══ THE RECORDS ══
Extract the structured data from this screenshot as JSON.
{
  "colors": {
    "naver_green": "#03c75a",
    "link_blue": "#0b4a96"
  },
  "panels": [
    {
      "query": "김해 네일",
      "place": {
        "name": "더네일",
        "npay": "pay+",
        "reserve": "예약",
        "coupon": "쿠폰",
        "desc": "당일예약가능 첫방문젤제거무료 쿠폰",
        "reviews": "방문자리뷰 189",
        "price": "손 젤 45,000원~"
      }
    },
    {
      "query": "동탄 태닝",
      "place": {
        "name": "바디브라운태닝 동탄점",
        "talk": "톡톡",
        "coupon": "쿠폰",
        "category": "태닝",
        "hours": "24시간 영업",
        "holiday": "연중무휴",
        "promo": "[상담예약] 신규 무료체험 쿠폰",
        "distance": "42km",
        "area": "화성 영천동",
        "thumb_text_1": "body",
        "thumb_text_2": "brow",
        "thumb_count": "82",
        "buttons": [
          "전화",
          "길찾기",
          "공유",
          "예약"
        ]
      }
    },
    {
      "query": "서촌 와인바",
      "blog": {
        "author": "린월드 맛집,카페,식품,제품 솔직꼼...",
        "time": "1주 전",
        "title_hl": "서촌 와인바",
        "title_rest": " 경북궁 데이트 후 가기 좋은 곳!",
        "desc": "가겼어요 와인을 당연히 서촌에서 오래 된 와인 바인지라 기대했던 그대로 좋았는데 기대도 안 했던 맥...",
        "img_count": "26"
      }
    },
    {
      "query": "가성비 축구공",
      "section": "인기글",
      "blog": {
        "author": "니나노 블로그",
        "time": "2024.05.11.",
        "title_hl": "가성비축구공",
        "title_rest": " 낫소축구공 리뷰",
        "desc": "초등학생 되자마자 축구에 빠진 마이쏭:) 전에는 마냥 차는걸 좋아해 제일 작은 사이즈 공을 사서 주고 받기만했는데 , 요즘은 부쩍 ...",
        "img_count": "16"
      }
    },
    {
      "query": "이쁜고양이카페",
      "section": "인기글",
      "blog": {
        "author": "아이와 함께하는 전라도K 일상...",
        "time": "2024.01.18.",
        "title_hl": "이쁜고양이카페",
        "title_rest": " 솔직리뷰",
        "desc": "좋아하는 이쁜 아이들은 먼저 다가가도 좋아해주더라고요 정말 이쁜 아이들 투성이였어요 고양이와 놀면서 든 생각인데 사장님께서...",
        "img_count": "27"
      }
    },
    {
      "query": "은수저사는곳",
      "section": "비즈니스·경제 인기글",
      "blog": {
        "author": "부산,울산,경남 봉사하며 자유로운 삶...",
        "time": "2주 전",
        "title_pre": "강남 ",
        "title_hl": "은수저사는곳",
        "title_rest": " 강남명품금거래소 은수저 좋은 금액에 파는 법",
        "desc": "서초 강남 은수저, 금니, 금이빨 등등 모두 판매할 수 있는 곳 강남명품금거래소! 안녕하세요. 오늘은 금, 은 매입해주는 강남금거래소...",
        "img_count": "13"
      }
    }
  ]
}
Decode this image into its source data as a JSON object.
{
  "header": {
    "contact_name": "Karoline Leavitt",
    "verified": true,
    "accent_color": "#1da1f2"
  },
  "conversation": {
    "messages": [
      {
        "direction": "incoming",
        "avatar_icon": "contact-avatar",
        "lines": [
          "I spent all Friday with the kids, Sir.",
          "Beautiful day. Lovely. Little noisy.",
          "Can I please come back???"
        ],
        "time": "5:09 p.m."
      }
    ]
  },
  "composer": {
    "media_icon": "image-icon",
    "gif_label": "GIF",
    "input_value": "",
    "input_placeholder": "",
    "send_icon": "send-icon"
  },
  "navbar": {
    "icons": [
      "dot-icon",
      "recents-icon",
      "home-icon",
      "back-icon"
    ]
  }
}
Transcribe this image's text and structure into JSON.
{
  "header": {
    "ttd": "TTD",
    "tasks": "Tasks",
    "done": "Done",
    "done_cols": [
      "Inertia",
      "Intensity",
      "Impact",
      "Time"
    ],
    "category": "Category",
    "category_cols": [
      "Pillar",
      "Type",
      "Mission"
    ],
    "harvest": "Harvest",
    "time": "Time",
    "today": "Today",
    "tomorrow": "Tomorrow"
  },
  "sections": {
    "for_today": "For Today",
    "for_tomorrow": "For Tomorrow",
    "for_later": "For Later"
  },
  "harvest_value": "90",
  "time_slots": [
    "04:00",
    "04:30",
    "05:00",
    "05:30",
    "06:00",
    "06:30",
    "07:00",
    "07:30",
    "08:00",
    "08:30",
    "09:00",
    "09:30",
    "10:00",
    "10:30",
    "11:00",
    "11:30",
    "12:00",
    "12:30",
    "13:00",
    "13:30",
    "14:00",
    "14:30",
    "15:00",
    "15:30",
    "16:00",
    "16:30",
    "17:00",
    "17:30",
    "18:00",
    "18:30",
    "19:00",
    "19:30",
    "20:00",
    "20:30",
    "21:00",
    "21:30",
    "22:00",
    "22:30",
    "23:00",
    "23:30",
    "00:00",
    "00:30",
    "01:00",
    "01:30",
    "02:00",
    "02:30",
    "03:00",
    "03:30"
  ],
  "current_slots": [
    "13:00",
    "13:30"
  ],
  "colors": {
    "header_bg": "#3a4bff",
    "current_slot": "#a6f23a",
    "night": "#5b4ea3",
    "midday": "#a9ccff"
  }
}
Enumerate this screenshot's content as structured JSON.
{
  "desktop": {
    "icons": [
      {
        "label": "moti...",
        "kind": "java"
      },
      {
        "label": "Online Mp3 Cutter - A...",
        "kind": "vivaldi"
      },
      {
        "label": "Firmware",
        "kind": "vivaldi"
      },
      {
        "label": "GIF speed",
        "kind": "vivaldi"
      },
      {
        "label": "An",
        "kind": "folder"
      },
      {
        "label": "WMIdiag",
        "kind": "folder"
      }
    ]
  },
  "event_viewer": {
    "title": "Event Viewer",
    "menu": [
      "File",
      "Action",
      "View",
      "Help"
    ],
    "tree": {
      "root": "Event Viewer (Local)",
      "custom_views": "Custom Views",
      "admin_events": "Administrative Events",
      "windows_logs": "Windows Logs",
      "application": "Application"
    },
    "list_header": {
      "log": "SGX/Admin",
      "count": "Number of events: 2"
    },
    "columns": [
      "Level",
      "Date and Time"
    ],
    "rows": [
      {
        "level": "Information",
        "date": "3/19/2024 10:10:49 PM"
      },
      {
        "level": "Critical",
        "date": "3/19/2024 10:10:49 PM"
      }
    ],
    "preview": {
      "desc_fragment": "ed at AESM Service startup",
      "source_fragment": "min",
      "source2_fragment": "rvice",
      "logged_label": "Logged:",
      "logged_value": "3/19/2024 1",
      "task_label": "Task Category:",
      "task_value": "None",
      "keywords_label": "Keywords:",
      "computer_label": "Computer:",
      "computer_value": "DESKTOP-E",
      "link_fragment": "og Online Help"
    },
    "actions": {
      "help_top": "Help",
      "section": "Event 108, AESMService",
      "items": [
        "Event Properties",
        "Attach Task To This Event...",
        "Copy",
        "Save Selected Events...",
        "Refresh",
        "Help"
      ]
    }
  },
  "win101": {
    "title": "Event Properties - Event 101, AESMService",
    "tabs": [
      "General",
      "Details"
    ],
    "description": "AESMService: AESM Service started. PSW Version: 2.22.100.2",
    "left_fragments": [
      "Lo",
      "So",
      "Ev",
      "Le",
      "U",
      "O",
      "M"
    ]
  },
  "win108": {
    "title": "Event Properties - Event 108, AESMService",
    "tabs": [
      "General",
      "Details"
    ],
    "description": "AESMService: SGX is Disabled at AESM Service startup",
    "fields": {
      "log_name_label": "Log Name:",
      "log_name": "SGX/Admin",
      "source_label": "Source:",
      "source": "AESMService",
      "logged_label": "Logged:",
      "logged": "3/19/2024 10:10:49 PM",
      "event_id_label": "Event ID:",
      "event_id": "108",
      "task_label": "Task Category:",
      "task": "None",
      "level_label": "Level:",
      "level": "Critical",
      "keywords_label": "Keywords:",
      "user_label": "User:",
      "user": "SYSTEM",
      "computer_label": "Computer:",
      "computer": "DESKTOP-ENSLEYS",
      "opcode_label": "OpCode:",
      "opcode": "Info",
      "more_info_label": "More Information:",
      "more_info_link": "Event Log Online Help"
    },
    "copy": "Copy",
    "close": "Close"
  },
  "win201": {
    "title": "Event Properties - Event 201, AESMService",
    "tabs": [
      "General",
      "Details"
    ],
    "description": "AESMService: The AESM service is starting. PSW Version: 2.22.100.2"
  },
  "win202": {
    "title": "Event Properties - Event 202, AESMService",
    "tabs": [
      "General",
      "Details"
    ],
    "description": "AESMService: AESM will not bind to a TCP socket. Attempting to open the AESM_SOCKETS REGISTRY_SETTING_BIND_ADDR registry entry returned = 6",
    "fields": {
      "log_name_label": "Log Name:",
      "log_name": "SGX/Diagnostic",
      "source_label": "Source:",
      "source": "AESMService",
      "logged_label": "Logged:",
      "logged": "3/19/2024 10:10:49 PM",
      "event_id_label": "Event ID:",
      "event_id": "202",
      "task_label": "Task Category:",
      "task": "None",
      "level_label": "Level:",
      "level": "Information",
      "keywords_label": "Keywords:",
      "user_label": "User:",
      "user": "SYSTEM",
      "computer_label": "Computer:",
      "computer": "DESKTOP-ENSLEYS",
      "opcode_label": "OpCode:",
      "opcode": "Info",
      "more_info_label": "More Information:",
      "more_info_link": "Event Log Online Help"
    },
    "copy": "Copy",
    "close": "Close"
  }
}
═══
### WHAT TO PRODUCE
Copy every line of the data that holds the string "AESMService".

### ANSWER SPACE
      "section": "Event 108, AESMService",
    "title": "Event Properties - Event 101, AESMService",
    "description": "AESMService: AESM Service started. PSW Version: 2.22.100.2",
    "title": "Event Properties - Event 108, AESMService",
    "description": "AESMService: SGX is Disabled at AESM Service startup",
      "source": "AESMService",
    "title": "Event Properties - Event 201, AESMService",
    "description": "AESMService: The AESM service is starting. PSW Version: 2.22.100.2"
    "title": "Event Properties - Event 202, AESMService",
    "description": "AESMService: AESM will not bind to a TCP socket. Attempting to open the AESM_SOCKETS REGISTRY_SETTING_BIND_ADDR registry entry returned = 6",
      "source": "AESMService",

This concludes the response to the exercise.